**** MATERIAL SUPPLIED
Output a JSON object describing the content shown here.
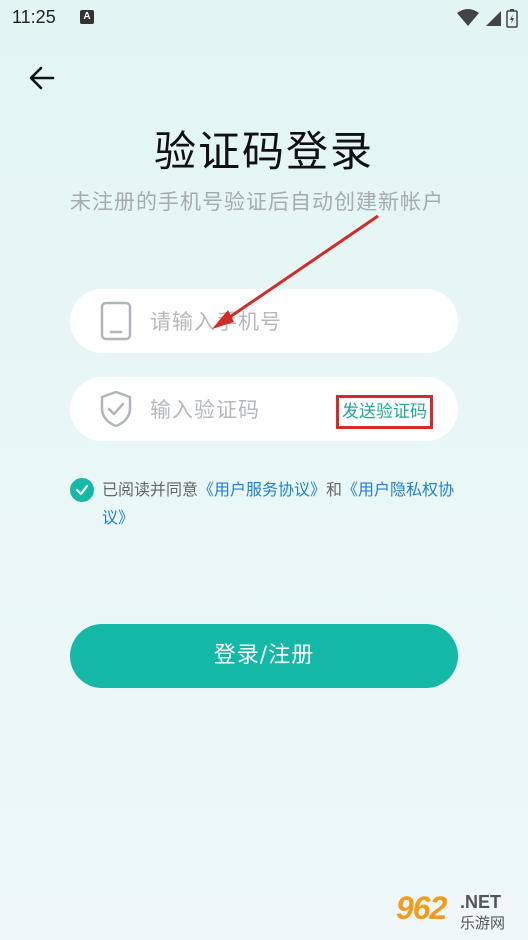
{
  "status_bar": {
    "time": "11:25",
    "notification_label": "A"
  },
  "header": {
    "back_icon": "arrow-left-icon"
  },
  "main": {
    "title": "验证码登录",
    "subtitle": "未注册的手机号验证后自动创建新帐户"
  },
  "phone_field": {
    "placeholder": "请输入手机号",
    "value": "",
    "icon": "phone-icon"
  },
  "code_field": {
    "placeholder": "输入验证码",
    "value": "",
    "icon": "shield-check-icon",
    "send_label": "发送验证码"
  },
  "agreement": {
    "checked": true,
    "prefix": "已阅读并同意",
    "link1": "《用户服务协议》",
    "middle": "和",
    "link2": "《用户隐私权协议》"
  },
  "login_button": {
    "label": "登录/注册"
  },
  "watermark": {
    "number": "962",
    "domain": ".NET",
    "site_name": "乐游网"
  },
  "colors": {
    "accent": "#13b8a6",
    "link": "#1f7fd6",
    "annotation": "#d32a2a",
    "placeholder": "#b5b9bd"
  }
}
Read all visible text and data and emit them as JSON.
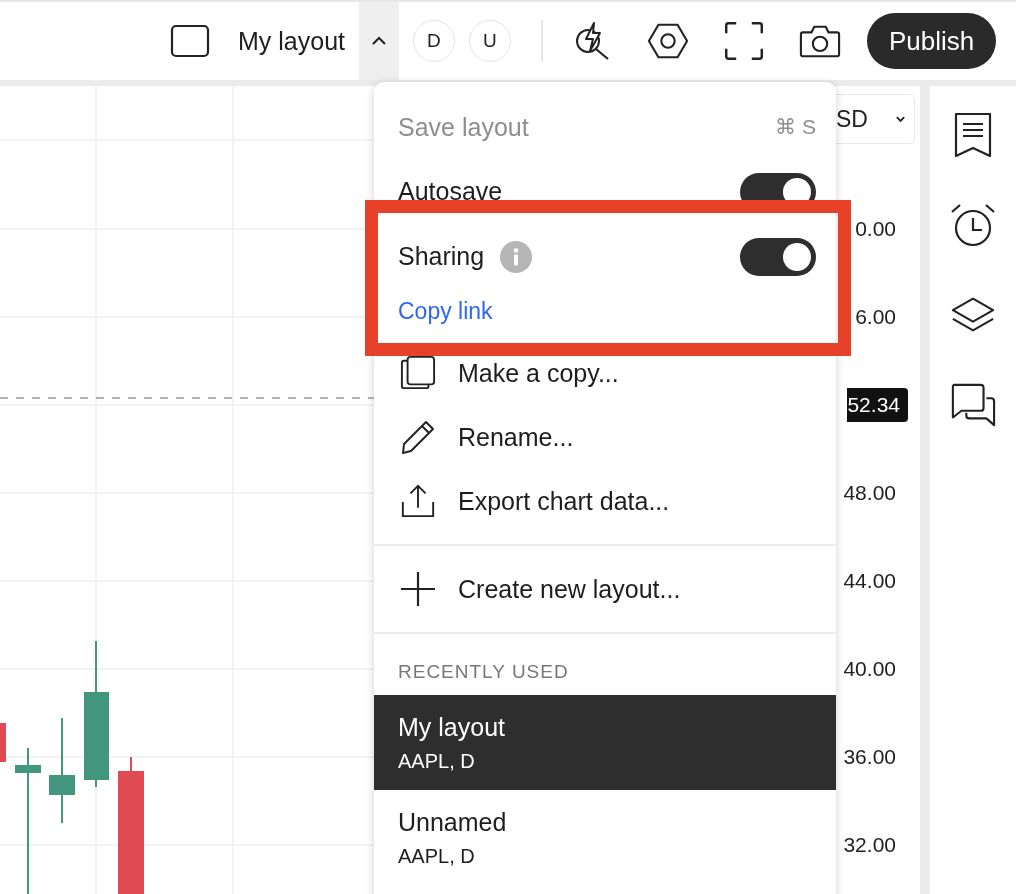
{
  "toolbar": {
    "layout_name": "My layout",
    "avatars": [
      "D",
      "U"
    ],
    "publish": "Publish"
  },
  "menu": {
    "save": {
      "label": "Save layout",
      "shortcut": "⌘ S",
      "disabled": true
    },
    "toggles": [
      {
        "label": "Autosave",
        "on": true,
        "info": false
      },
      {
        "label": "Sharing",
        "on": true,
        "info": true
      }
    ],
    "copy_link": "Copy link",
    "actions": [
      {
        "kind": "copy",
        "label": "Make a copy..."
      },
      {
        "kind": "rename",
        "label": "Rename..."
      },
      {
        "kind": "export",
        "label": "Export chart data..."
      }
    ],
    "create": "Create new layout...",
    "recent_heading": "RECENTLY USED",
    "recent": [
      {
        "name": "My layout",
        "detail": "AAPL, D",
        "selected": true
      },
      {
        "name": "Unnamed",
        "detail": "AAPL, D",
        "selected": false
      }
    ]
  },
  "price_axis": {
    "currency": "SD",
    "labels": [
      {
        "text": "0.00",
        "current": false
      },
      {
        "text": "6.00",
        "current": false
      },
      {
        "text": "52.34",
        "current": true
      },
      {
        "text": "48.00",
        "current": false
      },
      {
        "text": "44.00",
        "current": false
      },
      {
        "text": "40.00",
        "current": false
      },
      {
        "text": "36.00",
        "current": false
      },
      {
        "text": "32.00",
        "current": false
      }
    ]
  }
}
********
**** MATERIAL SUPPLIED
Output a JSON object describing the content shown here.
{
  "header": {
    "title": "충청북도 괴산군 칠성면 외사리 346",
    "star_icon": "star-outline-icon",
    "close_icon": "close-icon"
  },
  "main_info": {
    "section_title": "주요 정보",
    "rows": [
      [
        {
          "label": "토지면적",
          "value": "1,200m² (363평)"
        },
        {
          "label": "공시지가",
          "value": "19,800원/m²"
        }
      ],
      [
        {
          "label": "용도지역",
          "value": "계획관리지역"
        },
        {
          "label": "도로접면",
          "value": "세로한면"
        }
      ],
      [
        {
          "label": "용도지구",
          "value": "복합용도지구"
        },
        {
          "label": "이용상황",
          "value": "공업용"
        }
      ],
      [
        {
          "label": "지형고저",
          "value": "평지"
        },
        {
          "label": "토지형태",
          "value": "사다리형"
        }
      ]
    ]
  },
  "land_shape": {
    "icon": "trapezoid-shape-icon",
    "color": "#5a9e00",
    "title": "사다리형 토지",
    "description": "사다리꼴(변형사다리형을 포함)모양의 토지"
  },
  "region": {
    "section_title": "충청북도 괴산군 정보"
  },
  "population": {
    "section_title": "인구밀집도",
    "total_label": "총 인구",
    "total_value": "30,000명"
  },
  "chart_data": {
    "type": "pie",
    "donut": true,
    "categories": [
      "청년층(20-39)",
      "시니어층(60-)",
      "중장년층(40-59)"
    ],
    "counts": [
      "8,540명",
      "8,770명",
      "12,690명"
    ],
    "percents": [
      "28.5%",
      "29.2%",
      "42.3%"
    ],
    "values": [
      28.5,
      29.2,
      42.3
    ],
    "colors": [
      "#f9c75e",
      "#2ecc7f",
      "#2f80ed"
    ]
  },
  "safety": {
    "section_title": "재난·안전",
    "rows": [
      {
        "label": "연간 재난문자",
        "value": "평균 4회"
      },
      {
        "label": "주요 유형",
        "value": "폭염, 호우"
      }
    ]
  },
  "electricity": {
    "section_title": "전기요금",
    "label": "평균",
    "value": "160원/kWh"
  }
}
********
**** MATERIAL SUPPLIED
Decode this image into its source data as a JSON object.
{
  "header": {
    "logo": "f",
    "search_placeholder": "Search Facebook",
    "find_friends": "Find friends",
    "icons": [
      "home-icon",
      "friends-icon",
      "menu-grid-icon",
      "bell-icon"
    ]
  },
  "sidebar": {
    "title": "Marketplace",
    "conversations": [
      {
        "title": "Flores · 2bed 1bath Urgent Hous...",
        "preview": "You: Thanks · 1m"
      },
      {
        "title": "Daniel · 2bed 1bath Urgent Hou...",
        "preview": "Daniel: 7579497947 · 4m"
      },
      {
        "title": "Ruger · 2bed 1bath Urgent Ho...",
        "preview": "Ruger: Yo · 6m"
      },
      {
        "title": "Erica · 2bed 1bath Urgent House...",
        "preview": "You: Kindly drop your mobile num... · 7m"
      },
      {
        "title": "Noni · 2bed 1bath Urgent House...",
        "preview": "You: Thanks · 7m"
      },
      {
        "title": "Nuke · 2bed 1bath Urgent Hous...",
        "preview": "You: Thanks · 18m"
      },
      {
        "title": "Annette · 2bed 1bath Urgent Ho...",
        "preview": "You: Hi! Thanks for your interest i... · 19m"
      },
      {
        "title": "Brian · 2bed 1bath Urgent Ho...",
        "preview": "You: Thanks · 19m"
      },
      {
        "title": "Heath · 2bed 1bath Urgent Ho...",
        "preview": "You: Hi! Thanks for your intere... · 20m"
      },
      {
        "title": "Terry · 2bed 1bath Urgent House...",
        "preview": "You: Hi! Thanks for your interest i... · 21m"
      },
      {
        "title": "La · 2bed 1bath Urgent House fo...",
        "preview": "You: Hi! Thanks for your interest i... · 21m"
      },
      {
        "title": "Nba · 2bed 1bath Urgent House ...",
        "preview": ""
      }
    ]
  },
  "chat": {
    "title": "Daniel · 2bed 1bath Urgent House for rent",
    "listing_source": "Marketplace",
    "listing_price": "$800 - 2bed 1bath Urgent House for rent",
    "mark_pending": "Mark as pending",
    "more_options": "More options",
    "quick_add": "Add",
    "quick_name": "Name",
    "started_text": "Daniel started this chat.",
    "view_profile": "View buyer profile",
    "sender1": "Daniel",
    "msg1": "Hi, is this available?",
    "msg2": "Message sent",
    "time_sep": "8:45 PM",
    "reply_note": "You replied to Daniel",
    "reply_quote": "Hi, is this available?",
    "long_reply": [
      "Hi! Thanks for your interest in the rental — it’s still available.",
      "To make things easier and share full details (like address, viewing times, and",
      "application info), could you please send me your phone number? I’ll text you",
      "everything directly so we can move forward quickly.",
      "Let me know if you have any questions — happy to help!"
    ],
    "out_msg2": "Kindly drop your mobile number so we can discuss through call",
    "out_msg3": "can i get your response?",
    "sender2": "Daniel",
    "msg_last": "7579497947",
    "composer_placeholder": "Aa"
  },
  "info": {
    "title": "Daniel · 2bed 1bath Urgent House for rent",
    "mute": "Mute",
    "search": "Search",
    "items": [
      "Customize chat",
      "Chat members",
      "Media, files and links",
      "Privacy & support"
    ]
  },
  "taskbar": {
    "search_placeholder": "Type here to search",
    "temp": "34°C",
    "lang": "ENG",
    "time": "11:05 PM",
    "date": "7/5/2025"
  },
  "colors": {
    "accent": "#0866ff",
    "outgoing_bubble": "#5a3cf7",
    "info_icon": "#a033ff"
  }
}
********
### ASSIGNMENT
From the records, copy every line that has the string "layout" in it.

### FINISHED EXERCISE
    "layout_name": "My layout",
      "label": "Save layout",
    "create": "Create new layout...",
        "name": "My layout",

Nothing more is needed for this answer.